This is the third album from Voodoo Hill, a band consisting of guitarist/front-man(/producer) Dario Mollo and vocalist Glenn Hughes (formerly of Deep Purple) with bassist/keyboardist Dario Patti and drummer Riccardo Vruna rounding out the core, and an extra drummer and bassist brought in for a few tracks. I could give the names of those guest musicians, but it would just be a further procrastination to avoid having to talk about the music contained here. And while continuing to put off that discussion would be quite nice, it doesn’t make for much of an album review.

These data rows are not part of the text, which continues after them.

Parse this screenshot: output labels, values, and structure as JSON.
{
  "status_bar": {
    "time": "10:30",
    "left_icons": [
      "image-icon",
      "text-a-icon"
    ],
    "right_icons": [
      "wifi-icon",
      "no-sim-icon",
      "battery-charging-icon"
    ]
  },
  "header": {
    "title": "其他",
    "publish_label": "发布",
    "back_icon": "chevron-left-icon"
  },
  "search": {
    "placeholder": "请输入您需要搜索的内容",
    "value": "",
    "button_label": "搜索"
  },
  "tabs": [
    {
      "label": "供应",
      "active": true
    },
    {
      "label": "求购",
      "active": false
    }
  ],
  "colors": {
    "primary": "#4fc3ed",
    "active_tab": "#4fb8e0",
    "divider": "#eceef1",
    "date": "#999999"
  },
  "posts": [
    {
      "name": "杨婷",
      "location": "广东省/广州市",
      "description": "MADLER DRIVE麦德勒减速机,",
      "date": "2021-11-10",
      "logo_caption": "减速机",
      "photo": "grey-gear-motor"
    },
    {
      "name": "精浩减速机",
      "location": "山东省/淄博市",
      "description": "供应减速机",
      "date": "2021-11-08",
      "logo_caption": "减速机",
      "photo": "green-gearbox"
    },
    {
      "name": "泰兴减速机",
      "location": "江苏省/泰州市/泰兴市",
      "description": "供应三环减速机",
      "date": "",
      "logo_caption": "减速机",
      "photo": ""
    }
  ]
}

To put it bluntly, this is the sort of music that was embarrassingly out-of-date back in the ’90s, a blustering and cocky vein of rock with little to declare beyond making sure people are aware of how much it rocks, peppered with a few ‘spiritual’ power ballads to suggest depth. The guitar wankery and cinched-scrotum style of singing, while done about as well as you could desire from this sort of thing, don’t seem to have grown (or, for that matter, seem to want to grow) beyond the arena hair metal of the mid-’80s, and more than a few of the tracks could pass for Spinal Tap having a day with lower-than-usual self-awareness, a focus on technical noodling, and no desire to give anyone but the frontmen interesting riffs. It’s like the Marty Friedman/Jason Becker band Cacophony, which was unabashedly all about the guitars and frontmen (Hell, they even got their names slapped on the cover side-by-side like it was an action movie’s poster), but with the timeliness and innovation torn away and nothing new to fill the hollows.
On the upside, the cover art warns you what you’re getting into, and there are enough cool riffs in the album for some enterprising musical editor to cut together a single interesting instrumental track. The playing isn’t particularly bad, on the face of it, it’s just that everything good is so buried by posturing and expired ideas of coolness that the parts which do work don’t have a chance to breathe or grow. I mostly feel sorry for the bassist and drummer, as it makes sense to kick in with two guys who have dozens of well-respected associated acts in their history, but they now have their names attached to something so painfully lame. Hopefully the pay’s good.
Listening to Waterfall you may wonder what kind of time capsule these guys spend their time in to avoid getting anything more modern than some glossiness to the production involved. You may also wonder who their target audience is (I know that thought’s been running through my mind since the first track finished). Are there people out there who feel Dragonforce is too wild, Yngwie Malmsteen too hard, and for whom records from past decades, regardless of how little difference there is in content, just won’t do? Judging by this album, even if that audience doesn’t exist, there are bands and labels praying that they’ll spring into being.